__Source records__
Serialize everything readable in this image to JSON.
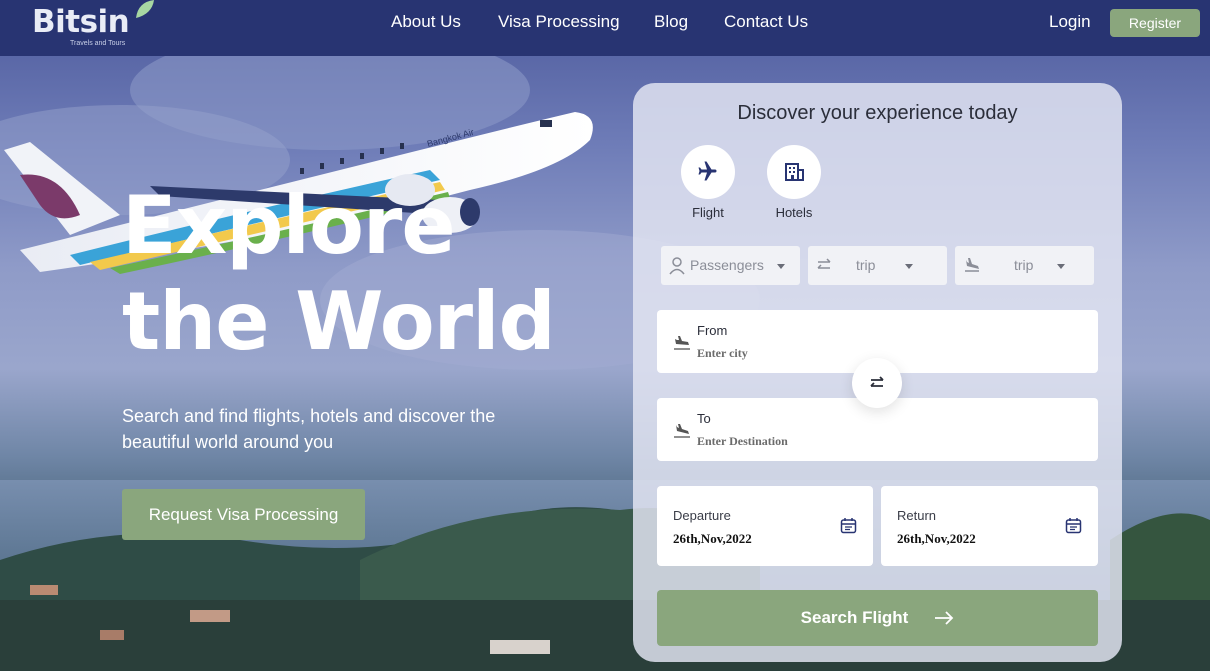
{
  "brand": {
    "name": "Bitsin",
    "tagline": "Travels and Tours"
  },
  "nav": {
    "links": [
      "About Us",
      "Visa Processing",
      "Blog",
      "Contact Us"
    ],
    "login_label": "Login",
    "register_label": "Register"
  },
  "hero": {
    "headline_line1": "Explore",
    "headline_line2": "the World",
    "subtext": "Search and find flights, hotels and discover the beautiful world around you",
    "cta_label": "Request Visa Processing",
    "plane_livery": "Bangkok Air"
  },
  "booking": {
    "title": "Discover your experience today",
    "modes": [
      {
        "label": "Flight",
        "icon": "airplane-icon"
      },
      {
        "label": "Hotels",
        "icon": "hotel-building-icon"
      }
    ],
    "dropdowns": [
      {
        "value": "Passengers",
        "icon": "person-icon"
      },
      {
        "value": "trip",
        "icon": "swap-arrows-icon"
      },
      {
        "value": "trip",
        "icon": "plane-landing-icon"
      }
    ],
    "from": {
      "label": "From",
      "placeholder": "Enter city"
    },
    "to": {
      "label": "To",
      "placeholder": "Enter Destination"
    },
    "departure": {
      "label": "Departure",
      "value": "26th,Nov,2022"
    },
    "return": {
      "label": "Return",
      "value": "26th,Nov,2022"
    },
    "search_label": "Search Flight"
  },
  "colors": {
    "header_bg": "#283472",
    "accent_green": "#8aa67d",
    "card_bg": "#e2e5f2"
  }
}
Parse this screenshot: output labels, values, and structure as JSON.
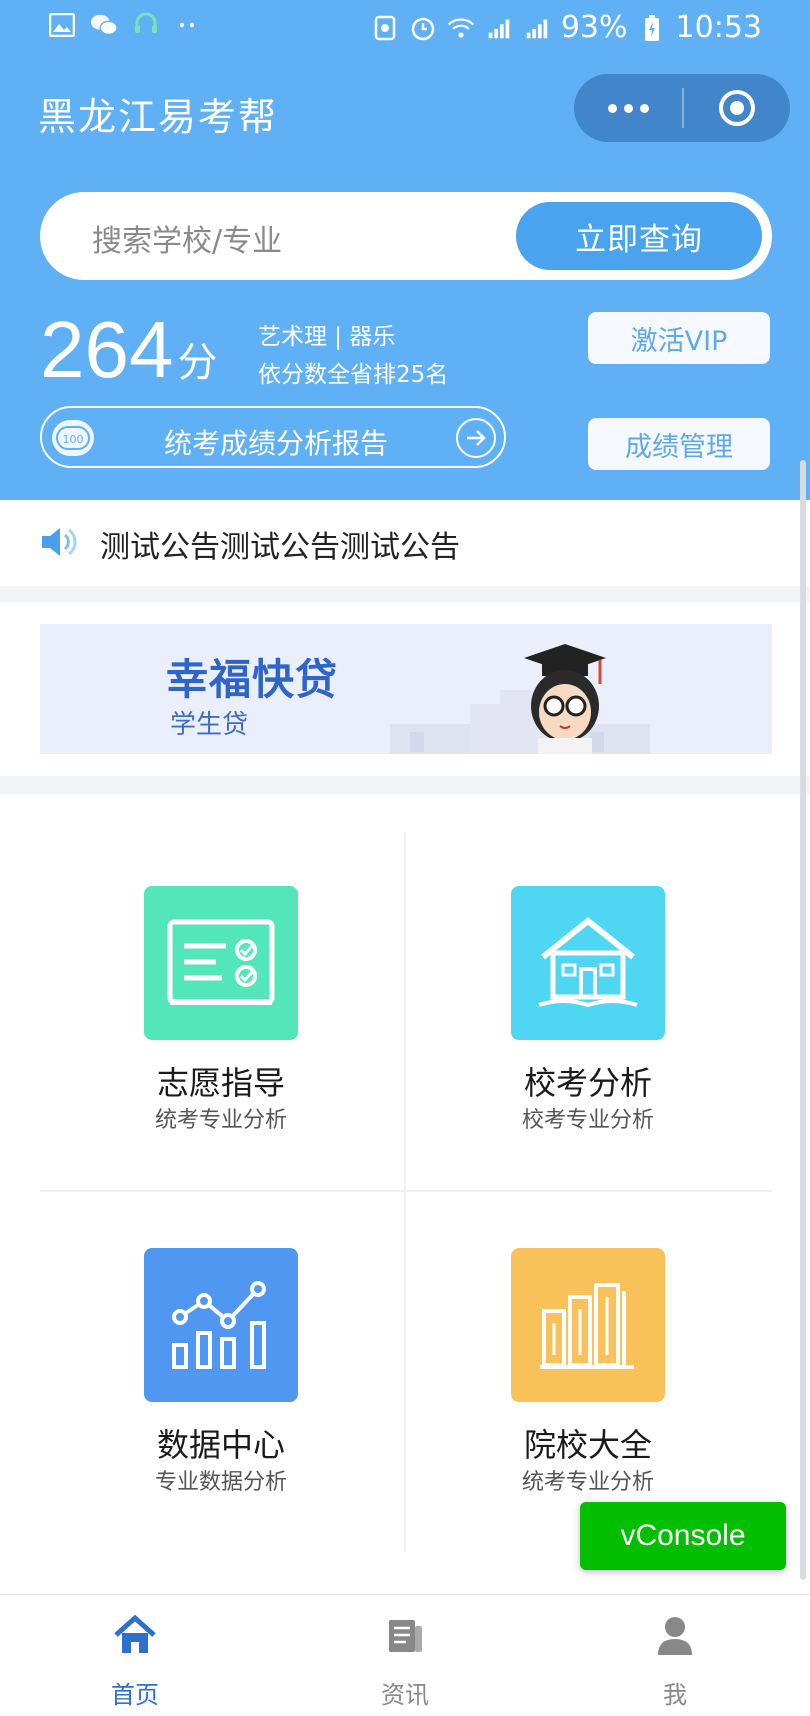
{
  "status_bar": {
    "battery": "93%",
    "time": "10:53"
  },
  "header": {
    "title": "黑龙江易考帮",
    "search": {
      "placeholder": "搜索学校/专业",
      "button": "立即查询"
    },
    "score": {
      "value": "264",
      "unit": "分",
      "category": "艺术理 | 器乐",
      "rank": "依分数全省排25名",
      "report_label": "统考成绩分析报告",
      "report_badge": "100"
    },
    "vip_button": "激活VIP",
    "manage_button": "成绩管理"
  },
  "notice": {
    "text": "测试公告测试公告测试公告"
  },
  "banner": {
    "title": "幸福快贷",
    "subtitle": "学生贷"
  },
  "features": [
    {
      "name": "志愿指导",
      "desc": "统考专业分析",
      "color": "#52e6b8",
      "icon": "checklist-icon"
    },
    {
      "name": "校考分析",
      "desc": "校考专业分析",
      "color": "#4fd6f2",
      "icon": "school-house-icon"
    },
    {
      "name": "数据中心",
      "desc": "专业数据分析",
      "color": "#4f97f0",
      "icon": "line-chart-icon"
    },
    {
      "name": "院校大全",
      "desc": "统考专业分析",
      "color": "#f9c15a",
      "icon": "books-icon"
    }
  ],
  "vconsole": "vConsole",
  "tabbar": {
    "items": [
      {
        "label": "首页",
        "icon": "home-icon",
        "active": true
      },
      {
        "label": "资讯",
        "icon": "news-icon",
        "active": false
      },
      {
        "label": "我",
        "icon": "user-icon",
        "active": false
      }
    ]
  },
  "colors": {
    "header_bg": "#5fb0f4",
    "accent": "#4aa3ef",
    "active_tab": "#2f6fd0",
    "vconsole": "#04be02"
  }
}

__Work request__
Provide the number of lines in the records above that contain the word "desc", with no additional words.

__Exercise result__
4